PROBLEM REQUIREMENTS: Report, in full, each line of the material below in which the string "MainActivity" occurs.

TASK DATA:
■ ■ ■
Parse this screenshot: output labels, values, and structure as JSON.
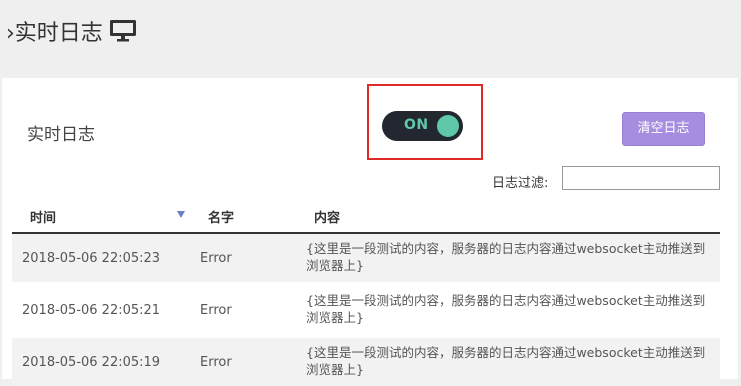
{
  "header": {
    "title": "›实时日志",
    "icon": "monitor-icon"
  },
  "panel": {
    "title": "实时日志",
    "toggle": {
      "label": "ON",
      "state": "on",
      "color": "#5fc8a8"
    },
    "clear_button": "清空日志",
    "filter": {
      "label": "日志过滤:",
      "value": ""
    }
  },
  "table": {
    "columns": [
      "时间",
      "名字",
      "内容"
    ],
    "rows": [
      {
        "time": "2018-05-06 22:05:23",
        "name": "Error",
        "content": "{这里是一段测试的内容，服务器的日志内容通过websocket主动推送到浏览器上}"
      },
      {
        "time": "2018-05-06 22:05:21",
        "name": "Error",
        "content": "{这里是一段测试的内容，服务器的日志内容通过websocket主动推送到浏览器上}"
      },
      {
        "time": "2018-05-06 22:05:19",
        "name": "Error",
        "content": "{这里是一段测试的内容，服务器的日志内容通过websocket主动推送到浏览器上}"
      }
    ]
  }
}
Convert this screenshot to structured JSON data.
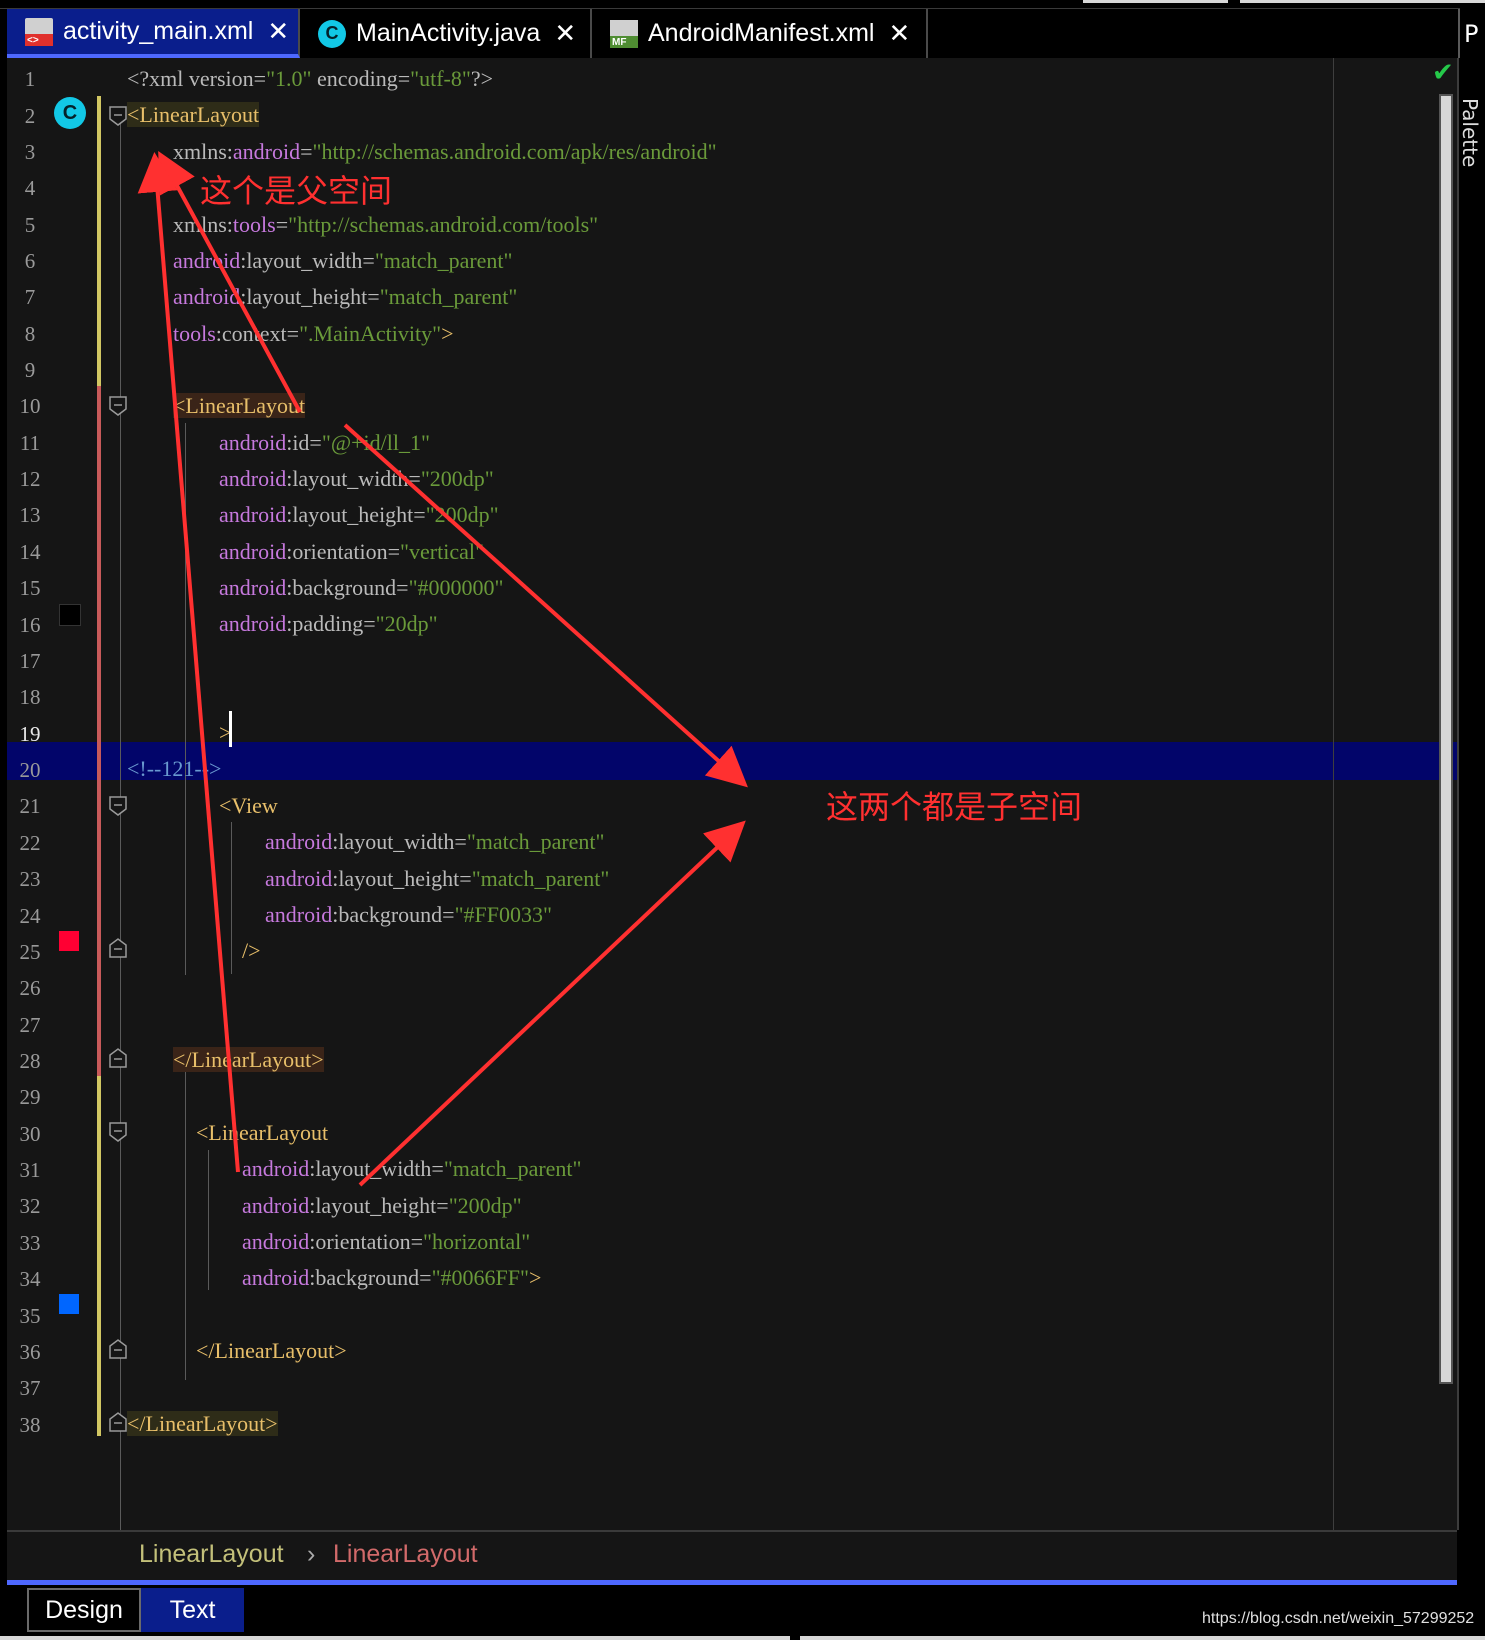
{
  "tabs": [
    {
      "label": "activity_main.xml",
      "icon": "xml-file-icon",
      "active": true
    },
    {
      "label": "MainActivity.java",
      "icon": "java-class-icon",
      "active": false
    },
    {
      "label": "AndroidManifest.xml",
      "icon": "manifest-file-icon",
      "active": false
    }
  ],
  "tab_close_glyph": "✕",
  "side_tab_label": "P",
  "palette_label": "Palette",
  "gutter_class_badge": "C",
  "line_numbers": [
    "1",
    "2",
    "3",
    "4",
    "5",
    "6",
    "7",
    "8",
    "9",
    "10",
    "11",
    "12",
    "13",
    "14",
    "15",
    "16",
    "17",
    "18",
    "19",
    "20",
    "21",
    "22",
    "23",
    "24",
    "25",
    "26",
    "27",
    "28",
    "29",
    "30",
    "31",
    "32",
    "33",
    "34",
    "35",
    "36",
    "37",
    "38"
  ],
  "current_line": "19",
  "code": {
    "l1_a": "<?xml version=",
    "l1_b": "\"1.0\"",
    "l1_c": " encoding=",
    "l1_d": "\"utf-8\"",
    "l1_e": "?>",
    "l2": "<LinearLayout",
    "l3_a": "xmlns:",
    "l3_b": "android",
    "l3_c": "=",
    "l3_d": "\"http://schemas.android.com/apk/res/android\"",
    "l5_a": "xmlns:",
    "l5_b": "tools",
    "l5_c": "=",
    "l5_d": "\"http://schemas.android.com/tools\"",
    "l6_a": "android",
    "l6_b": ":layout_width=",
    "l6_c": "\"match_parent\"",
    "l7_a": "android",
    "l7_b": ":layout_height=",
    "l7_c": "\"match_parent\"",
    "l8_a": "tools",
    "l8_b": ":context=",
    "l8_c": "\".MainActivity\"",
    "l8_d": ">",
    "l10": "<LinearLayout",
    "l11_a": "android",
    "l11_b": ":id=",
    "l11_c": "\"@+id/ll_1\"",
    "l12_a": "android",
    "l12_b": ":layout_width=",
    "l12_c": "\"200dp\"",
    "l13_a": "android",
    "l13_b": ":layout_height=",
    "l13_c": "\"200dp\"",
    "l14_a": "android",
    "l14_b": ":orientation=",
    "l14_c": "\"vertical\"",
    "l15_a": "android",
    "l15_b": ":background=",
    "l15_c": "\"#000000\"",
    "l16_a": "android",
    "l16_b": ":padding=",
    "l16_c": "\"20dp\"",
    "l19": ">",
    "l20": "<!--121-->",
    "l21": "<View",
    "l22_a": "android",
    "l22_b": ":layout_width=",
    "l22_c": "\"match_parent\"",
    "l23_a": "android",
    "l23_b": ":layout_height=",
    "l23_c": "\"match_parent\"",
    "l24_a": "android",
    "l24_b": ":background=",
    "l24_c": "\"#FF0033\"",
    "l25": "/>",
    "l28": "</LinearLayout>",
    "l30": "<LinearLayout",
    "l31_a": "android",
    "l31_b": ":layout_width=",
    "l31_c": "\"match_parent\"",
    "l32_a": "android",
    "l32_b": ":layout_height=",
    "l32_c": "\"200dp\"",
    "l33_a": "android",
    "l33_b": ":orientation=",
    "l33_c": "\"horizontal\"",
    "l34_a": "android",
    "l34_b": ":background=",
    "l34_c": "\"#0066FF\"",
    "l34_d": ">",
    "l36": "</LinearLayout>",
    "l38": "</LinearLayout>"
  },
  "swatches": {
    "line15": "#000000",
    "line24": "#FF0033",
    "line34": "#0066FF"
  },
  "annotations": {
    "parent": "这个是父空间",
    "children": "这两个都是子空间"
  },
  "annotation_color": "#ff3030",
  "breadcrumb": {
    "first": "LinearLayout",
    "separator": "›",
    "second": "LinearLayout"
  },
  "bottom_tabs": {
    "design": "Design",
    "text": "Text",
    "active": "Text"
  },
  "watermark": "https://blog.csdn.net/weixin_57299252",
  "check_glyph": "✔"
}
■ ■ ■
ANSWER FOR THE TASK:
      "label": "MainActivity.java",
    "l8_c": "\".MainActivity\"",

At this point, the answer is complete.